“Come on in ladies,” said Colia Clark happily and in a slight Southern accent as she invited Dr. Terri Jett, an associate professor in the Political Science Department at Butler University and me into her downtown hotel room. While preparing her cup of coffee, she instructs me to take a seat in a modern looking chair near the small couch she plans to sit on.
She’s warm, easygoing and has the perfect amount of bubble and joy. The term “you can’t judge a book by its cover” is so fitting for Clark, because while she is incredibly inviting and grandma-esque, the native Mississippian has endured hardships many have only read about.
She’s worked alongside civil rights greats who have died for Blacks’ equality. She’s lived during a time when a small white child could decide a Black person’s fate. And while we remember pieces of history, such as the recent anniversary of the day Dr. Martin Luther King Jr. was assassinated, Clark continues to carry the torch and do the work she and her peers did in the 1960s – helping right the wrongs that continue to plague Black people.
She’s genuine and purposeful about her task.
“We did not wear those chains. We were not whipped and raped and abused night and day,” said Clark. “They faced the mobs. They faced the federal government that refused to protect them. They did that. Who the hell am I? I owe my ancestors because they paved a way for me through the gates of hell and back. So when it came time for me to pay the price, I had to take my place.”
Clark grew up in Jackson, Miss., to a large family that was poor yet resourceful. She says her parents were good at managing money, building homes and raising children. She bursts into laughter as she recalls the “corporal punishment” used to keep her and her siblings in line.
After high school, the athletic Clark attended Tougalloo College in her home state.
In 1961 the freedom riders came into Jackson, Miss., to build a local non-violent movement. Clark felt obligated to step up to the plate as a woman and Black person and help.
“I said ‘you’re not going to do my work for me.’ We were already doing work when we founded the North Jackson NAACP Youth Council,” Clark said. “I did the work of building a movement in Jackson with one of the finest men, warriors and organizers this world has ever known – Medgar Evers.”
She describes Evers as a quiet yet powerful man who simultaneously radiated love, passion and interest.
“(Myrlie his wife) had him dressed back, girl! He had this starched white shirt and these blue jean coveralls, and they were pressed! You can just see the creases,” tilting her head full of thick natural curls slightly back while laughing. “But he let us run our meeting and talk about our strategies.
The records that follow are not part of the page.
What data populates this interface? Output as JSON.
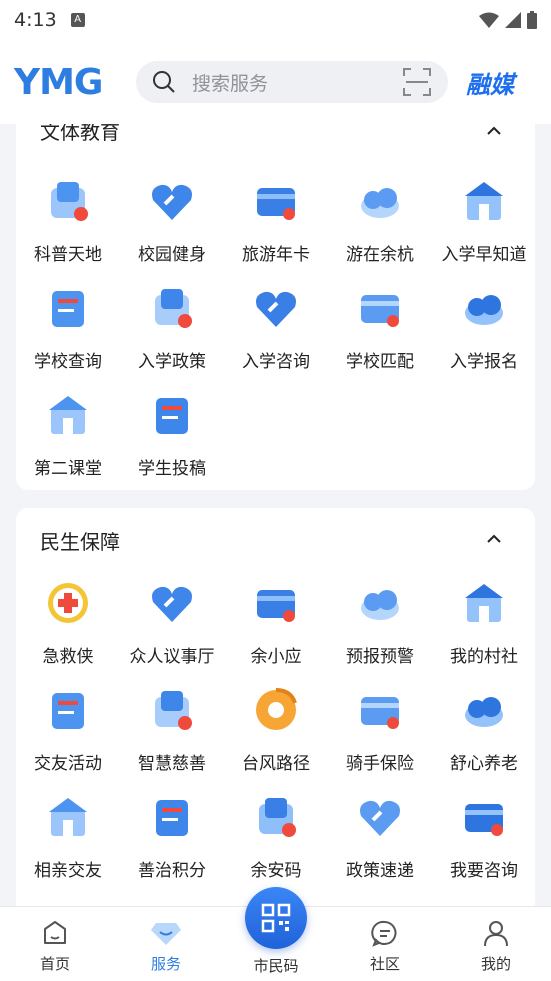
{
  "status": {
    "time": "4:13"
  },
  "header": {
    "logo": "YMG",
    "search_placeholder": "搜索服务",
    "brand": "融媒"
  },
  "culture": {
    "title": "文体教育",
    "items": [
      {
        "label": "科普天地",
        "icon": "orbit-icon"
      },
      {
        "label": "校园健身",
        "icon": "fitness-icon"
      },
      {
        "label": "旅游年卡",
        "icon": "travel-card-icon"
      },
      {
        "label": "游在余杭",
        "icon": "tourism-icon"
      },
      {
        "label": "入学早知道",
        "icon": "school-building-icon"
      },
      {
        "label": "学校查询",
        "icon": "school-query-icon"
      },
      {
        "label": "入学政策",
        "icon": "books-icon"
      },
      {
        "label": "入学咨询",
        "icon": "consult-icon"
      },
      {
        "label": "学校匹配",
        "icon": "flag-icon"
      },
      {
        "label": "入学报名",
        "icon": "register-icon"
      },
      {
        "label": "第二课堂",
        "icon": "classroom-icon"
      },
      {
        "label": "学生投稿",
        "icon": "mail-icon"
      }
    ]
  },
  "livelihood": {
    "title": "民生保障",
    "items": [
      {
        "label": "急救侠",
        "icon": "first-aid-icon"
      },
      {
        "label": "众人议事厅",
        "icon": "cloud-hall-icon"
      },
      {
        "label": "余小应",
        "icon": "handshake-icon"
      },
      {
        "label": "预报预警",
        "icon": "weather-icon"
      },
      {
        "label": "我的村社",
        "icon": "village-icon"
      },
      {
        "label": "交友活动",
        "icon": "heart-hands-icon"
      },
      {
        "label": "智慧慈善",
        "icon": "charity-icon"
      },
      {
        "label": "台风路径",
        "icon": "typhoon-icon"
      },
      {
        "label": "骑手保险",
        "icon": "scooter-icon"
      },
      {
        "label": "舒心养老",
        "icon": "elderly-icon"
      },
      {
        "label": "相亲交友",
        "icon": "dating-icon"
      },
      {
        "label": "善治积分",
        "icon": "points-bag-icon"
      },
      {
        "label": "余安码",
        "icon": "shield-code-icon"
      },
      {
        "label": "政策速递",
        "icon": "policy-book-icon"
      },
      {
        "label": "我要咨询",
        "icon": "chat-icon"
      }
    ]
  },
  "tabbar": {
    "tabs": [
      {
        "label": "首页"
      },
      {
        "label": "服务"
      },
      {
        "label": "市民码"
      },
      {
        "label": "社区"
      },
      {
        "label": "我的"
      }
    ]
  },
  "colors": {
    "accent": "#2d7ee0",
    "red": "#ef4a3c"
  }
}
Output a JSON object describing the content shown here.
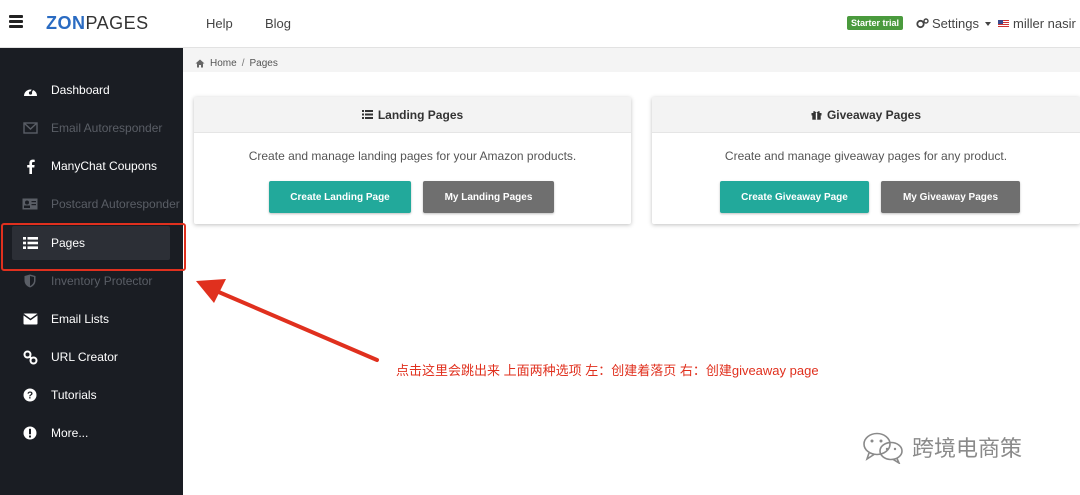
{
  "topbar": {
    "logo_a": "ZON",
    "logo_b": "PAGES",
    "nav": [
      "Help",
      "Blog"
    ],
    "badge": "Starter trial",
    "settings_label": "Settings",
    "user_label": "miller nasir"
  },
  "sidebar": {
    "items": [
      {
        "label": "Dashboard",
        "icon": "dashboard-icon"
      },
      {
        "label": "Email Autoresponder",
        "icon": "envelope-outline-icon"
      },
      {
        "label": "ManyChat Coupons",
        "icon": "facebook-icon"
      },
      {
        "label": "Postcard Autoresponder",
        "icon": "contact-card-icon"
      },
      {
        "label": "Pages",
        "icon": "list-icon"
      },
      {
        "label": "Inventory Protector",
        "icon": "shield-icon"
      },
      {
        "label": "Email Lists",
        "icon": "envelope-icon"
      },
      {
        "label": "URL Creator",
        "icon": "link-icon"
      },
      {
        "label": "Tutorials",
        "icon": "question-circle-icon"
      },
      {
        "label": "More...",
        "icon": "exclamation-circle-icon"
      }
    ],
    "active_index": 4
  },
  "breadcrumb": {
    "home": "Home",
    "separator": "/",
    "current": "Pages"
  },
  "cards": {
    "landing": {
      "title": "Landing Pages",
      "description": "Create and manage landing pages for your Amazon products.",
      "primary_button": "Create Landing Page",
      "secondary_button": "My Landing Pages"
    },
    "giveaway": {
      "title": "Giveaway Pages",
      "description": "Create and manage giveaway pages for any product.",
      "primary_button": "Create Giveaway Page",
      "secondary_button": "My Giveaway Pages"
    }
  },
  "annotation": {
    "note": "点击这里会跳出来 上面两种选项  左：创建着落页  右：创建giveaway page"
  },
  "watermark": {
    "text": "跨境电商策"
  },
  "colors": {
    "sidebar_bg": "#1a1d23",
    "accent_teal": "#22a99b",
    "button_grey": "#6f6f6f",
    "badge_green": "#4a9a3d",
    "annotation_red": "#e0301e",
    "logo_blue": "#2a6bc2"
  }
}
He spoke from a point of ‘let me see if I can offer a little bit to help you get to the next step.’”
Source: Indianapolis Recorder | JESSICA R. KEY